People take lycopene for preventing heart disease; "hardening of the arteries" (atherosclerosis); and cancer of the prostate, breast, lung, bladder, ovaries, colon, and pancreas. Lycopene is also used for treating human papilloma virus (HPV) infection, benign prostatic hyperplasia (BPH), asthma, hypertension, high cholesterol, congestive heart failure (CHF), gingivitis, and menopausal symptoms. Some people also use lycopene to prevent cataracts, amyotrophic lateral sclerosis (ALS, Lou Gehrig's disease), Parkinson's disease, and sunburn.
How it works
Lycopene is a powerful antioxidant that may help protect cells from damage. This is why there is a lot of research interest in lycopene's role, if any, in preventing cancer.
Possibly EffectiveHigh blood pressure
Taking a specific lycopene product (LycoMato, LycoRed Corp., Orange, NJ) daily for 8 weeks seems to lower blood pressure in people with high blood pressure. However, taking this same product did not lower blood pressure in people with pre-hypertension.
Lycopene is LIKELY SAFE when taken by mouth in appropriate amounts. Daily supplements containing up to 120 mg of lycopene have been used safely for up to one year.
Pregnancy and breast-feeding: Lycopene isLIKELY SAFEduring pregnancy and breast-feeding when taken in amounts commonly found in foods. However, lycopene isPOSSIBLY UNSAFEwhen taken as a supplement during pregnancy. In one study, using a specific lycopene supplement (LycoRed, Jagsonpal Pharmaceuticals, India) 2 mg daily, starting between weeks 12 and 20 of pregnancy and continuing until delivery, increased the rate of premature births and low-birth-weight babies. But in another study using the same lycopene supplement, these problems weren't seen. Not enough is known about the safety of lycopene supplements during breast-feeding. If you arepregnantor breast-feeding, avoid using lycopene in amounts greater than those typically found in foods.Are there any interactions with medications?
Surgery: Lycopene might slow blood clotting. It might increase the risk of bleeding during and after surgery. Stop using lycopene supplements at least 2 weeks before a scheduled surgery.
ModerateMedications that slow blood clotting (Anticoagulant / Antiplatelet drugs)

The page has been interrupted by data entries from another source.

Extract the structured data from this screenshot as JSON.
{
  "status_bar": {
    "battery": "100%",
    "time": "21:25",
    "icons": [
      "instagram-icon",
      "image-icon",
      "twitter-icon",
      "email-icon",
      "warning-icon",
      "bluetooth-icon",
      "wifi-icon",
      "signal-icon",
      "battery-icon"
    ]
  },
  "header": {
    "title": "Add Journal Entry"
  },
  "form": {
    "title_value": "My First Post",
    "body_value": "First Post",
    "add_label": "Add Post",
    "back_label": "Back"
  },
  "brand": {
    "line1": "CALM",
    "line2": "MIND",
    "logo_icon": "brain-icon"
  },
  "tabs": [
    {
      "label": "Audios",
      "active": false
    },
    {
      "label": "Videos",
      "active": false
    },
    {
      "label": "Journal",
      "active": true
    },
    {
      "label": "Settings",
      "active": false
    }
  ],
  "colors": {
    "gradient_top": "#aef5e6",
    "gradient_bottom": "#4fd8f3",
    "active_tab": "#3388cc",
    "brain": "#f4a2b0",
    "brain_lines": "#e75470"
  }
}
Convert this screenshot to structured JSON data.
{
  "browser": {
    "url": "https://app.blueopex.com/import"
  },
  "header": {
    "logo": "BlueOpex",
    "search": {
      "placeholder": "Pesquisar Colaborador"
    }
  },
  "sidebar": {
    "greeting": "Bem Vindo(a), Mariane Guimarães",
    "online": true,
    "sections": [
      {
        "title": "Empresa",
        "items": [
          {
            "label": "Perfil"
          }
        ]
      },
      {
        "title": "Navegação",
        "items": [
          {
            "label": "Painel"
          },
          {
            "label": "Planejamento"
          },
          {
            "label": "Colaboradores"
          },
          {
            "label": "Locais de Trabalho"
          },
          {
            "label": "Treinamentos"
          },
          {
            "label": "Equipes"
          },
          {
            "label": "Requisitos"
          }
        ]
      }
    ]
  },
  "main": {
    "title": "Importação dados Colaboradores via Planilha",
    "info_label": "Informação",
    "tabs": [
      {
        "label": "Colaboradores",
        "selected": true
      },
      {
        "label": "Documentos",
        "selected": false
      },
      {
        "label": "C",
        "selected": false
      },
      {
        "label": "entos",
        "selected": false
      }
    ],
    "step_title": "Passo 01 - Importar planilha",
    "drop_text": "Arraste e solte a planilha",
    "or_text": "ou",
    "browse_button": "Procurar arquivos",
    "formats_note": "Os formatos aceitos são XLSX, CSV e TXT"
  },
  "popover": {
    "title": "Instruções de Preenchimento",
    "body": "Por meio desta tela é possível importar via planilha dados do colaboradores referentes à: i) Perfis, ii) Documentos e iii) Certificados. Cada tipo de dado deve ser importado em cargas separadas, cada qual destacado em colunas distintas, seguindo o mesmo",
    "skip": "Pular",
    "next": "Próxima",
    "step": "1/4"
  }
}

Lycopene might slow blood clotting. Taking lycopene along with medications that also slow clotting might increase the chances of bruising and bleeding.Some medications that slow blood clotting include aspirin, clopidogrel (Plavix), dalteparin (Fragmin), enoxaparin (Lovenox), heparin, indomethacin (Indocin), ticlopidine (Ticlid), warfarin (Coumadin), and others.